▶ _Available records_

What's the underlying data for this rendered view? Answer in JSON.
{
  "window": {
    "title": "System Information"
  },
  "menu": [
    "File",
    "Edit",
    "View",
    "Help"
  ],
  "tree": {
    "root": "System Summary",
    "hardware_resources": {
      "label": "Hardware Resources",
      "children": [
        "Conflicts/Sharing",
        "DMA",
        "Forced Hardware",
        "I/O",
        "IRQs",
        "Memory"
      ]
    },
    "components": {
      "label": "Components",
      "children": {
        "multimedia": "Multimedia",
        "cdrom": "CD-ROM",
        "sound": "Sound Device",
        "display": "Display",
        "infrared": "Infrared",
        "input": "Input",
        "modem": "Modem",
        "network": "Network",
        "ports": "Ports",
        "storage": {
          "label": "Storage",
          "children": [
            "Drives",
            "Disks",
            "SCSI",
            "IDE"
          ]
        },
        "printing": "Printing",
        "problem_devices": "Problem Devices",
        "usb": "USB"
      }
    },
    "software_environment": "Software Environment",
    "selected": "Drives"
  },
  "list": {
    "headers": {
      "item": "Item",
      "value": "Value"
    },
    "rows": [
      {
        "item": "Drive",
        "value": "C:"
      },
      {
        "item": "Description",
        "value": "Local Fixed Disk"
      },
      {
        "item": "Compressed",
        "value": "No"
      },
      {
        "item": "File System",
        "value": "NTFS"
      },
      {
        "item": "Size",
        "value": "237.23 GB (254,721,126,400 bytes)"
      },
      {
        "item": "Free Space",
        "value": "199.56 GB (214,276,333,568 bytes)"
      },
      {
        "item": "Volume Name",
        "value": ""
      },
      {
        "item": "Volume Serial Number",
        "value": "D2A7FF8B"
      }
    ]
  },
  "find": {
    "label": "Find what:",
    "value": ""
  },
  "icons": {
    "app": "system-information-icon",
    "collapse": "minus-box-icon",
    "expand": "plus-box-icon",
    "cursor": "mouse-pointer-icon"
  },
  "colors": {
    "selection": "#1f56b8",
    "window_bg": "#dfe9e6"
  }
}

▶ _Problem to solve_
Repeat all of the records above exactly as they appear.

▶ _Response_
What's the underlying data for this rendered view? Answer in JSON.
{
  "window": {
    "title": "System Information"
  },
  "menu": [
    "File",
    "Edit",
    "View",
    "Help"
  ],
  "tree": {
    "root": "System Summary",
    "hardware_resources": {
      "label": "Hardware Resources",
      "children": [
        "Conflicts/Sharing",
        "DMA",
        "Forced Hardware",
        "I/O",
        "IRQs",
        "Memory"
      ]
    },
    "components": {
      "label": "Components",
      "children": {
        "multimedia": "Multimedia",
        "cdrom": "CD-ROM",
        "sound": "Sound Device",
        "display": "Display",
        "infrared": "Infrared",
        "input": "Input",
        "modem": "Modem",
        "network": "Network",
        "ports": "Ports",
        "storage": {
          "label": "Storage",
          "children": [
            "Drives",
            "Disks",
            "SCSI",
            "IDE"
          ]
        },
        "printing": "Printing",
        "problem_devices": "Problem Devices",
        "usb": "USB"
      }
    },
    "software_environment": "Software Environment",
    "selected": "Drives"
  },
  "list": {
    "headers": {
      "item": "Item",
      "value": "Value"
    },
    "rows": [
      {
        "item": "Drive",
        "value": "C:"
      },
      {
        "item": "Description",
        "value": "Local Fixed Disk"
      },
      {
        "item": "Compressed",
        "value": "No"
      },
      {
        "item": "File System",
        "value": "NTFS"
      },
      {
        "item": "Size",
        "value": "237.23 GB (254,721,126,400 bytes)"
      },
      {
        "item": "Free Space",
        "value": "199.56 GB (214,276,333,568 bytes)"
      },
      {
        "item": "Volume Name",
        "value": ""
      },
      {
        "item": "Volume Serial Number",
        "value": "D2A7FF8B"
      }
    ]
  },
  "find": {
    "label": "Find what:",
    "value": ""
  },
  "icons": {
    "app": "system-information-icon",
    "collapse": "minus-box-icon",
    "expand": "plus-box-icon",
    "cursor": "mouse-pointer-icon"
  },
  "colors": {
    "selection": "#1f56b8",
    "window_bg": "#dfe9e6"
  }
}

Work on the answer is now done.